23 June 2007

Pornography and Liberal Religion

Reason and Reverence and El Cáliz Azul (The Blue Chalice) and have both commented on the question of the responses that liberal religion should take towards pornography. You can read both blog posts here:
Both posts raise some concerns with pornography and ethics. Specifically, Reason and Reverence mentions the following concerns about pornography as a social ill:
I need look no farther than the UU principles as a start for why religious liberals may want to start thinking about why pornography is a social problem. The first two principles:
  • The inherent worth and dignity of every person
  • Justice, equity and compassion in human relations
Pornography seems to seriously violate both of these cherished principles. It is a humongous, selfish, disgusting industry that belittles and trivializes human sexuality. It objectifies and commodifies men and women. It portrays sex in a brutal, selfish, unrealistic way.
I'll agree that there are segments of the pornography and sexually-related businesses that are selfish and inconsiderate.

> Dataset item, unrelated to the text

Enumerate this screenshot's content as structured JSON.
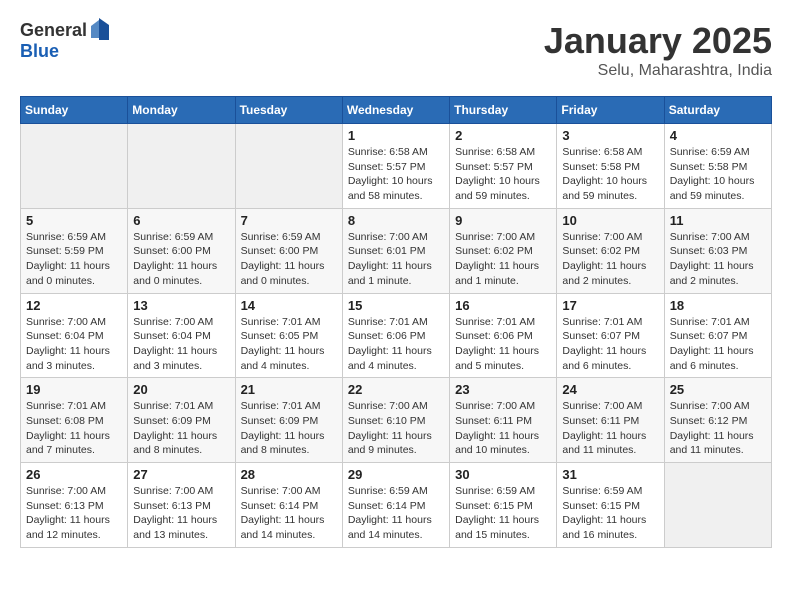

Some sexually-related businesses do belittle and trivialize human sexuality. And some do economically exploit their workers.

However, the objectification and brutality mentioned above sounds like a description of the "Gonzo Porn" genre. These objections may not apply to all pornography. Like other types of media, there is a wide range of normal variation in pornography.

The explicit values in the Our Whole Lives (OWL) curriculum jointly developed by the Unitarian Universalist Association and the United Church of Christ may be useful for exploring pornography as a values issue. You can find the OWL values online here.

The OWL curriculum spends very little time discussing pornography. Most of the discussion of porn as a values issue happens in the adult curriculum where many views are presented and it's left as an open-ended question for the group to discuss.

Let's look at the list of issues that Reason and Reverence raised with pornography:
  • Humongous, selfish, disgusting industry
  • Belittles and trivializes human sexuality
  • Objectifies and commodifies men and women
  • Portrays sex in a brutal, selfish, unrealistic way
I wonder if we can peel back the layers of concern here to discover if pornography can exist in a manner consistent with the sexual values promoted by Unitarian Universalists.

Is pornography innately incompatible with our religious values? Or the problems that we've identified with pornography due to the corporate commercial culture that produces much of the pornography in North America?

For example, would amateur porn made by lesbians for lesbians be OK within our values?

This hypothetical example would eliminate the commercialization issues and the patriarchy oppression issues commonly associated with pornography. However, it would still involve people obtaining pleasure from viewing sexually explicit images.

Personally, I've enjoyed the sex-positive feminist perspective on porn issues. Here are some sex-positive feminist web resources that you can check out:
For an example of visually erotic but non-explotative pornography, you may want to check out Nothing but the Girl: The Blatant Lesbian Image as an example of sex-positive feminism in action. Susie Bright has a sampling of photos from this book on her web site here.

1 comment:

Stephen Merino said...


I think I remember reading this post a couple years ago after I wrote mine. Thanks for noticing mine and for starting a conversation about pornography and liberal religion. I've recently renewed my interest in the topic after reading a fantastic book by Robert Jensen called Getting Off: Pornography and the End of Masculinity. I appreciate your comments about pornography. I've heard similar sentiments from other liberal-minded folks. The problem with them, I think, is that they show a real denial of what pornography is, who it's made for, and who consumes it. I think liberals hesitate to reject porn for a number of reasons. First, they don't want to close off avenues of sexual freedom and exploration. They don't want to be associated with religious conservatives that condemn it. They don't want to condemn the women that participate in it willingly. There are many reasons. However, our belief in justice requires that we look unflinchingly at the realities of pornography, what it says about our society, and what it does to real people. After reading Jensen's book and learning more about radical feminist critiques of pornography, I'm only more convinced that the vast majority of pornography is misogynistic and brutal. As UUs, especially as UUs, we have a responsibility to shine a light on injustice and inequality, and porn should be no exception. I don't know whether there is such thing as "healthy" or egalitarian porn, but even if it does exist, it can't keep my from shining a light on an industry whose products are cruel to both men and women.